— Your instructions —
Report every line of the records beneath this task that holds the string "Precious".

— Information —
-=-=-
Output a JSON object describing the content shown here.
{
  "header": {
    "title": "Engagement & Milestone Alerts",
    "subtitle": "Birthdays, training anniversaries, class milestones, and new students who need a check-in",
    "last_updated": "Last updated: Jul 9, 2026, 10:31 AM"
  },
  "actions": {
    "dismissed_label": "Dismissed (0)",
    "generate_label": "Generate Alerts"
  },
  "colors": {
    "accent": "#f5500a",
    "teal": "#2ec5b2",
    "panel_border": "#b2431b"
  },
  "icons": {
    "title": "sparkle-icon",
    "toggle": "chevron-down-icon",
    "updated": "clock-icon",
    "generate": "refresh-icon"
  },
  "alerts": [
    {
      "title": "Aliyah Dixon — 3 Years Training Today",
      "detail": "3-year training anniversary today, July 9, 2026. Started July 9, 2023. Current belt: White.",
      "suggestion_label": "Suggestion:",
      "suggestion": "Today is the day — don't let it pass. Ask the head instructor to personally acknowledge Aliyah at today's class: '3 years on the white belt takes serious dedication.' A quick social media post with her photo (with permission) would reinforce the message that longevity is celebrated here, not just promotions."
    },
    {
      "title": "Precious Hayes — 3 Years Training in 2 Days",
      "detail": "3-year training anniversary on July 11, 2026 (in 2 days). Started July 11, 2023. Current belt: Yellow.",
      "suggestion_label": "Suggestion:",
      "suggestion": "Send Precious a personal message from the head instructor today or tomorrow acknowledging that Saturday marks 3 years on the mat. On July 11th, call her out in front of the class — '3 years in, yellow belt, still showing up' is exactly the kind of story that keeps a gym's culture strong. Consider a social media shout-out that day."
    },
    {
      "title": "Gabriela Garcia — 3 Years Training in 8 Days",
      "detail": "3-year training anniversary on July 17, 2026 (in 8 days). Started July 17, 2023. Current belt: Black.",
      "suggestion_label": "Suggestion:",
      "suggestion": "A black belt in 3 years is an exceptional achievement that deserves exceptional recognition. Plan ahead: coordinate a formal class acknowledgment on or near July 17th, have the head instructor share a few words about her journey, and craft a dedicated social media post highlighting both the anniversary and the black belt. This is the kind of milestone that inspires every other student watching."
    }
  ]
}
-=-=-
— Output of the exercise —
      "title": "Precious Hayes — 3 Years Training in 2 Days",
      "suggestion": "Send Precious a personal message from the head instructor today or tomorrow acknowledging that Saturday marks 3 years on the mat. On July 11th, call her out in front of the class — '3 years in, yellow belt, still showing up' is exactly the kind of story that keeps a gym's culture strong. Consider a social media shout-out that day."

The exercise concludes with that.